*** Opening Task data ***

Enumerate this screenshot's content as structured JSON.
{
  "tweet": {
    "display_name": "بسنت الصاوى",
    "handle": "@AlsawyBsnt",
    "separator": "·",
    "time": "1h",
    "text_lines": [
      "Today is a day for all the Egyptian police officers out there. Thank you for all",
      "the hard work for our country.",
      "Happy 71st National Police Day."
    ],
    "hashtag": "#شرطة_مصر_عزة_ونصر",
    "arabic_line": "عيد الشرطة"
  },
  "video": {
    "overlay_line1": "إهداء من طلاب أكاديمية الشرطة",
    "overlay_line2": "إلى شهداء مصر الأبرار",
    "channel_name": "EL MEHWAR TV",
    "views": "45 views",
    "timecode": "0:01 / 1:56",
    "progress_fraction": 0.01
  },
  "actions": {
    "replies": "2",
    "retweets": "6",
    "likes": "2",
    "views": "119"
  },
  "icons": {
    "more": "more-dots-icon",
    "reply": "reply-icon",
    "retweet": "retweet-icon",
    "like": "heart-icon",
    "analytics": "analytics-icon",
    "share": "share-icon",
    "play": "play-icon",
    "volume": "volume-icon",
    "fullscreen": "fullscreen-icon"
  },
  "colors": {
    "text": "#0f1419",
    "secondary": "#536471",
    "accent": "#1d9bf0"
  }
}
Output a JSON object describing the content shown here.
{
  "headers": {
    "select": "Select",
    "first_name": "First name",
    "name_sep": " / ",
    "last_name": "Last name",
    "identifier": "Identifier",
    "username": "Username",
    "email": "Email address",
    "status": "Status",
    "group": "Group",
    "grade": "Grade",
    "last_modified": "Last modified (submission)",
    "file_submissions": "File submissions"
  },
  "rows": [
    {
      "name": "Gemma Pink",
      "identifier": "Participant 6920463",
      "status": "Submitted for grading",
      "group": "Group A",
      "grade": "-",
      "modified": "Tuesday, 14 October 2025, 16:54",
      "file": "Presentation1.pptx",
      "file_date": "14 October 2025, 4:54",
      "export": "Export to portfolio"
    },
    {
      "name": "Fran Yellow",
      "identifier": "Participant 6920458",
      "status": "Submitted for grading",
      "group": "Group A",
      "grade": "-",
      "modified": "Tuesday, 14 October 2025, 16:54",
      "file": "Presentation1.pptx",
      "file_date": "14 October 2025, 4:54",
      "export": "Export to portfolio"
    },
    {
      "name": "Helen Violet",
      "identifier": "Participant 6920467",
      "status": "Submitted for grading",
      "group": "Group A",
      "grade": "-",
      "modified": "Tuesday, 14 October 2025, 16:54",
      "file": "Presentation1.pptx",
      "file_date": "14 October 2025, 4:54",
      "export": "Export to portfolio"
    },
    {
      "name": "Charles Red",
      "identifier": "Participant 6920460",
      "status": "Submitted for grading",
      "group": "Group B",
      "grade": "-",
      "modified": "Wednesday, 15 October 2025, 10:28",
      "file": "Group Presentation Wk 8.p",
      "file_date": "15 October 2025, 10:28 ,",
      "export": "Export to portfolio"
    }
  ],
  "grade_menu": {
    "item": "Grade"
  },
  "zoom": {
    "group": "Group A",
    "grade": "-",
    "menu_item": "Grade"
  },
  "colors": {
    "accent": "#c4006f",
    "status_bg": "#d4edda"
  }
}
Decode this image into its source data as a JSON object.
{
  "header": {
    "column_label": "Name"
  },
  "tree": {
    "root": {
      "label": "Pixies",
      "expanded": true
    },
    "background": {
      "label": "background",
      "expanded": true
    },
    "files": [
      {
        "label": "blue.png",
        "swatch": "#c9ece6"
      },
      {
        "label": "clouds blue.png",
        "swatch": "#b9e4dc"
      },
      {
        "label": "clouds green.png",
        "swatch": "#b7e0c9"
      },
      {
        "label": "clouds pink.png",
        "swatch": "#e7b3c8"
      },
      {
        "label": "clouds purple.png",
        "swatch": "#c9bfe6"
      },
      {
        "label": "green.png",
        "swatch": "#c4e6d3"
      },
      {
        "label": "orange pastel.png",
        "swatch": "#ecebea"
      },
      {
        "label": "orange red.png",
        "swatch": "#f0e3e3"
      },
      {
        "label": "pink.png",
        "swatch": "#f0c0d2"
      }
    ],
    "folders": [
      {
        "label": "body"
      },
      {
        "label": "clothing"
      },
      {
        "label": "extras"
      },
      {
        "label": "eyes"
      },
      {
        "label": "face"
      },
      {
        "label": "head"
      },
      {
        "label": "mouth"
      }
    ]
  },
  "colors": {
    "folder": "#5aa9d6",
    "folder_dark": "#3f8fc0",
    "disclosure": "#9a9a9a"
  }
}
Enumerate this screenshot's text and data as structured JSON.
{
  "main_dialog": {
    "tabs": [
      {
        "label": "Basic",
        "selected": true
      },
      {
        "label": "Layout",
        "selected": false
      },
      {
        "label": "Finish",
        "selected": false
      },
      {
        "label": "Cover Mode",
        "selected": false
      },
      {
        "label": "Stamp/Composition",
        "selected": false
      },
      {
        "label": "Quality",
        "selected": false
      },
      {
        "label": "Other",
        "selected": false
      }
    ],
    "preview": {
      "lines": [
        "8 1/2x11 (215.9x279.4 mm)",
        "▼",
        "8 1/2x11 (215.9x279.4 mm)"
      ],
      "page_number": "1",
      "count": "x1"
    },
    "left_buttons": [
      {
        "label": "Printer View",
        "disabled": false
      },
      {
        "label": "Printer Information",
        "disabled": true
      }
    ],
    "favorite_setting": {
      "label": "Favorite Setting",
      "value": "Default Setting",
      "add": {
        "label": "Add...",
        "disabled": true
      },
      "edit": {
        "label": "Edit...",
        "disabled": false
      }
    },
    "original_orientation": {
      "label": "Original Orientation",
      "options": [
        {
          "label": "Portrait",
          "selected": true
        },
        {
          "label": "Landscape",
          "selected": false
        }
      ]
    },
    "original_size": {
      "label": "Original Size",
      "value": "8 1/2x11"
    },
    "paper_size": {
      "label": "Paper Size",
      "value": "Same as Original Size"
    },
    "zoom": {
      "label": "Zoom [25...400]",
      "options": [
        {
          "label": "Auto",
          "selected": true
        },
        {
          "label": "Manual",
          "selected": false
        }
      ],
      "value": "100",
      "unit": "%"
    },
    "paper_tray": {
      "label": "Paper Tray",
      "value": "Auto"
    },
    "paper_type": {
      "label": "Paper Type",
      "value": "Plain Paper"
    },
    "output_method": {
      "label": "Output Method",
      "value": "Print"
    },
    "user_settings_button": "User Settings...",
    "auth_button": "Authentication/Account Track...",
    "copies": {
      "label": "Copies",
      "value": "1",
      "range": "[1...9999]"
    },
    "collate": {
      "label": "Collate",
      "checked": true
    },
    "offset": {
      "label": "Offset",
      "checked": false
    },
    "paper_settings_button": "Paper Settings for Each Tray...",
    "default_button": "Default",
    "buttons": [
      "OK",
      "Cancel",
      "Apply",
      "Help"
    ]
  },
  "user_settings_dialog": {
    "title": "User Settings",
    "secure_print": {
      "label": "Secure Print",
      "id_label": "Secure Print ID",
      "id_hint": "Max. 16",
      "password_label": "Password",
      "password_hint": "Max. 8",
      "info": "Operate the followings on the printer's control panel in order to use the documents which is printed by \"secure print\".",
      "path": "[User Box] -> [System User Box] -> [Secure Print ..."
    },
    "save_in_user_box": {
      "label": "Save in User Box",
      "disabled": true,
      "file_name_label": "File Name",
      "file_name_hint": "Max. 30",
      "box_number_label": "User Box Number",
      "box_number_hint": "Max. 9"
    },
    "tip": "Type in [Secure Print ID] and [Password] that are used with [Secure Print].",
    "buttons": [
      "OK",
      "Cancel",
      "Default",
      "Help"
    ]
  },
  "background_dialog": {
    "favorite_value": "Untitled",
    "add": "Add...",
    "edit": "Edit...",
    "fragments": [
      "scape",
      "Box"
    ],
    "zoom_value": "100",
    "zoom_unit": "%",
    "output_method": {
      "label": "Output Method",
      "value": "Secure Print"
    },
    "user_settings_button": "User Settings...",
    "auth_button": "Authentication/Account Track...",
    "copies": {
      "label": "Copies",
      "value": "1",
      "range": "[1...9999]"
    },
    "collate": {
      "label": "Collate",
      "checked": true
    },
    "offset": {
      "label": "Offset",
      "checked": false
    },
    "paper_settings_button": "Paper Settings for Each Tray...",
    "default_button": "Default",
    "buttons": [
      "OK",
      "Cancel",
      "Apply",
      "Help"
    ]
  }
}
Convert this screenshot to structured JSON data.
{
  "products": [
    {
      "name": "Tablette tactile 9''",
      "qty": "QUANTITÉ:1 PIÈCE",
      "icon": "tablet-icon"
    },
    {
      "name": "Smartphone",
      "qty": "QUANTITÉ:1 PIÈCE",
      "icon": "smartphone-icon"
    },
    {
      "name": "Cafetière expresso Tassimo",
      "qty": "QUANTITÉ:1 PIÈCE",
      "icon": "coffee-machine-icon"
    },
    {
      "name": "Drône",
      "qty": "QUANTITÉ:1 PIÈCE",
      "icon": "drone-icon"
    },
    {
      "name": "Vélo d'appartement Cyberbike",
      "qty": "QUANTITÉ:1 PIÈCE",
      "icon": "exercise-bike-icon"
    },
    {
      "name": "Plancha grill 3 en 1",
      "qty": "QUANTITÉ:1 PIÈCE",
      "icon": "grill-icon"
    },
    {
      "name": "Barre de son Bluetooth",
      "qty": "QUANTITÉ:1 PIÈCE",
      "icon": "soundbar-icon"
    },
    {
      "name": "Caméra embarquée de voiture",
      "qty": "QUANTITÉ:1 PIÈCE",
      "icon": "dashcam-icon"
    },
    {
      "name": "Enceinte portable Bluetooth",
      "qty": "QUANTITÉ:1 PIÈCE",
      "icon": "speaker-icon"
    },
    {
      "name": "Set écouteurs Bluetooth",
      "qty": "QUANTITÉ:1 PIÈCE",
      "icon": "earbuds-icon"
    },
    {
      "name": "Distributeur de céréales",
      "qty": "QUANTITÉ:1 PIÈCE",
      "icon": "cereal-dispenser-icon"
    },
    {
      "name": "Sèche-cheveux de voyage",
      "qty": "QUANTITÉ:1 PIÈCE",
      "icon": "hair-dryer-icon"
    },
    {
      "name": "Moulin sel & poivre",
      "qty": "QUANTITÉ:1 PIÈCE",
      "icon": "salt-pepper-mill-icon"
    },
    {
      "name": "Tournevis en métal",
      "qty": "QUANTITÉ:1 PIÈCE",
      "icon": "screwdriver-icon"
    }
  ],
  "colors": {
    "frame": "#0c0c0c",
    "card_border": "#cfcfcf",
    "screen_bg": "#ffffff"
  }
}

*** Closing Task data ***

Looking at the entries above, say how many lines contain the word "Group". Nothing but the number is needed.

7